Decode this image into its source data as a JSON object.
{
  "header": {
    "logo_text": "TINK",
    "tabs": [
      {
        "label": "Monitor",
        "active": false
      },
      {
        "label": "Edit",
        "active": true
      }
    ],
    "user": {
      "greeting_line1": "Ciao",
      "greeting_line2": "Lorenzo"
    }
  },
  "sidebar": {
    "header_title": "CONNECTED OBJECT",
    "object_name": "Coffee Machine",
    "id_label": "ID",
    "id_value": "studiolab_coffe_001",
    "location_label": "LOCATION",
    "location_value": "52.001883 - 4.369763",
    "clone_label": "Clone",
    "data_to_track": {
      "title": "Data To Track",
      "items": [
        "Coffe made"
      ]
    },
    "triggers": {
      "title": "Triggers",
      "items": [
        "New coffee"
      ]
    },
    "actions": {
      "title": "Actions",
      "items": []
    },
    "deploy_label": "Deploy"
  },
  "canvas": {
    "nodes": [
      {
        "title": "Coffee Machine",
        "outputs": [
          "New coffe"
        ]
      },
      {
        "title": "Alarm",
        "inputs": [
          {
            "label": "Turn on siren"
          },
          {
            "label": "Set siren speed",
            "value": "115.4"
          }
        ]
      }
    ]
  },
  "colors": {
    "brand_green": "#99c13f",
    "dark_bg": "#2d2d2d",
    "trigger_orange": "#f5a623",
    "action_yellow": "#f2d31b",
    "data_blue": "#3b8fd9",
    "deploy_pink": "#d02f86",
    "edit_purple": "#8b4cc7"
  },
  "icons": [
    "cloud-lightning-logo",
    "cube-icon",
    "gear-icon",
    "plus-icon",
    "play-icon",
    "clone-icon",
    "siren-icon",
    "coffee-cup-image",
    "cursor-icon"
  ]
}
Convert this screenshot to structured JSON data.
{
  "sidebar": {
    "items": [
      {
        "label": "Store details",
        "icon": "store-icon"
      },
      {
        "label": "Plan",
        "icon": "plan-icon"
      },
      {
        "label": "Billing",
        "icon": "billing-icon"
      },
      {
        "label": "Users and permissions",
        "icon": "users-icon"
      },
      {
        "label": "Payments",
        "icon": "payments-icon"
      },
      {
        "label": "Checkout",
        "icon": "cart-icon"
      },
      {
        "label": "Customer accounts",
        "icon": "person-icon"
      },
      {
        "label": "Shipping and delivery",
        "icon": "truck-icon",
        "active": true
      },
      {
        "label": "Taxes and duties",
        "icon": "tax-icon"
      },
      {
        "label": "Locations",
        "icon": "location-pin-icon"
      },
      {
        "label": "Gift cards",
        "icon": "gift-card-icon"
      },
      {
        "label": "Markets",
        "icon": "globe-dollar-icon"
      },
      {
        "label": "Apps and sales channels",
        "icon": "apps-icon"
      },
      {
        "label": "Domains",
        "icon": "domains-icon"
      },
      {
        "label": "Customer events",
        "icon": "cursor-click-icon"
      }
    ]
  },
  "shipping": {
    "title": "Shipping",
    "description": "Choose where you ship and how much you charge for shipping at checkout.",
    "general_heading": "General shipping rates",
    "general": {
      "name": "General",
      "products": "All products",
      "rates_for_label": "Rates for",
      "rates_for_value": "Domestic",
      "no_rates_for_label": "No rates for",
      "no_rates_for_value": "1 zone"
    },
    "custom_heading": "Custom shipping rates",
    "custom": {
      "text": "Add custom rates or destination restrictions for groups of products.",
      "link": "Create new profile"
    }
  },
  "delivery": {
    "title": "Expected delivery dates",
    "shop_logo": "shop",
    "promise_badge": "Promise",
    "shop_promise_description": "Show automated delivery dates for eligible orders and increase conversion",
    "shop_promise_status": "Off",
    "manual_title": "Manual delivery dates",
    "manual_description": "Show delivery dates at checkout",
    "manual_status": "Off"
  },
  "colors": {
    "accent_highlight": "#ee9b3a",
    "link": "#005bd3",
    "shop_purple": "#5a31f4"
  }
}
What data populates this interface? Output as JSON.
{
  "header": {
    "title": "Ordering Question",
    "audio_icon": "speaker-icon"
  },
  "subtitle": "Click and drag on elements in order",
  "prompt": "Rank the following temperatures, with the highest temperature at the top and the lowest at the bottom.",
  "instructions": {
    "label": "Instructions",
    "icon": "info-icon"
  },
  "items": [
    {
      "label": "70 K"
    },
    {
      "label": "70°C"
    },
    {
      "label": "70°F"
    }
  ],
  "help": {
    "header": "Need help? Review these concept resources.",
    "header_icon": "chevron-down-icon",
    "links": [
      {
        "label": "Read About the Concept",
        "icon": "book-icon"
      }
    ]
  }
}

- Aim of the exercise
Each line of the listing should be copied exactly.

- Response area
Decode this image into its source data as a JSON object.
{
  "header": {
    "logo_text": "TINK",
    "tabs": [
      {
        "label": "Monitor",
        "active": false
      },
      {
        "label": "Edit",
        "active": true
      }
    ],
    "user": {
      "greeting_line1": "Ciao",
      "greeting_line2": "Lorenzo"
    }
  },
  "sidebar": {
    "header_title": "CONNECTED OBJECT",
    "object_name": "Coffee Machine",
    "id_label": "ID",
    "id_value": "studiolab_coffe_001",
    "location_label": "LOCATION",
    "location_value": "52.001883 - 4.369763",
    "clone_label": "Clone",
    "data_to_track": {
      "title": "Data To Track",
      "items": [
        "Coffe made"
      ]
    },
    "triggers": {
      "title": "Triggers",
      "items": [
        "New coffee"
      ]
    },
    "actions": {
      "title": "Actions",
      "items": []
    },
    "deploy_label": "Deploy"
  },
  "canvas": {
    "nodes": [
      {
        "title": "Coffee Machine",
        "outputs": [
          "New coffe"
        ]
      },
      {
        "title": "Alarm",
        "inputs": [
          {
            "label": "Turn on siren"
          },
          {
            "label": "Set siren speed",
            "value": "115.4"
          }
        ]
      }
    ]
  },
  "colors": {
    "brand_green": "#99c13f",
    "dark_bg": "#2d2d2d",
    "trigger_orange": "#f5a623",
    "action_yellow": "#f2d31b",
    "data_blue": "#3b8fd9",
    "deploy_pink": "#d02f86",
    "edit_purple": "#8b4cc7"
  },
  "icons": [
    "cloud-lightning-logo",
    "cube-icon",
    "gear-icon",
    "plus-icon",
    "play-icon",
    "clone-icon",
    "siren-icon",
    "coffee-cup-image",
    "cursor-icon"
  ]
}
Convert this screenshot to structured JSON data.
{
  "sidebar": {
    "items": [
      {
        "label": "Store details",
        "icon": "store-icon"
      },
      {
        "label": "Plan",
        "icon": "plan-icon"
      },
      {
        "label": "Billing",
        "icon": "billing-icon"
      },
      {
        "label": "Users and permissions",
        "icon": "users-icon"
      },
      {
        "label": "Payments",
        "icon": "payments-icon"
      },
      {
        "label": "Checkout",
        "icon": "cart-icon"
      },
      {
        "label": "Customer accounts",
        "icon": "person-icon"
      },
      {
        "label": "Shipping and delivery",
        "icon": "truck-icon",
        "active": true
      },
      {
        "label": "Taxes and duties",
        "icon": "tax-icon"
      },
      {
        "label": "Locations",
        "icon": "location-pin-icon"
      },
      {
        "label": "Gift cards",
        "icon": "gift-card-icon"
      },
      {
        "label": "Markets",
        "icon": "globe-dollar-icon"
      },
      {
        "label": "Apps and sales channels",
        "icon": "apps-icon"
      },
      {
        "label": "Domains",
        "icon": "domains-icon"
      },
      {
        "label": "Customer events",
        "icon": "cursor-click-icon"
      }
    ]
  },
  "shipping": {
    "title": "Shipping",
    "description": "Choose where you ship and how much you charge for shipping at checkout.",
    "general_heading": "General shipping rates",
    "general": {
      "name": "General",
      "products": "All products",
      "rates_for_label": "Rates for",
      "rates_for_value": "Domestic",
      "no_rates_for_label": "No rates for",
      "no_rates_for_value": "1 zone"
    },
    "custom_heading": "Custom shipping rates",
    "custom": {
      "text": "Add custom rates or destination restrictions for groups of products.",
      "link": "Create new profile"
    }
  },
  "delivery": {
    "title": "Expected delivery dates",
    "shop_logo": "shop",
    "promise_badge": "Promise",
    "shop_promise_description": "Show automated delivery dates for eligible orders and increase conversion",
    "shop_promise_status": "Off",
    "manual_title": "Manual delivery dates",
    "manual_description": "Show delivery dates at checkout",
    "manual_status": "Off"
  },
  "colors": {
    "accent_highlight": "#ee9b3a",
    "link": "#005bd3",
    "shop_purple": "#5a31f4"
  }
}
What data populates this interface? Output as JSON.
{
  "header": {
    "title": "Ordering Question",
    "audio_icon": "speaker-icon"
  },
  "subtitle": "Click and drag on elements in order",
  "prompt": "Rank the following temperatures, with the highest temperature at the top and the lowest at the bottom.",
  "instructions": {
    "label": "Instructions",
    "icon": "info-icon"
  },
  "items": [
    {
      "label": "70 K"
    },
    {
      "label": "70°C"
    },
    {
      "label": "70°F"
    }
  ],
  "help": {
    "header": "Need help? Review these concept resources.",
    "header_icon": "chevron-down-icon",
    "links": [
      {
        "label": "Read About the Concept",
        "icon": "book-icon"
      }
    ]
  }
}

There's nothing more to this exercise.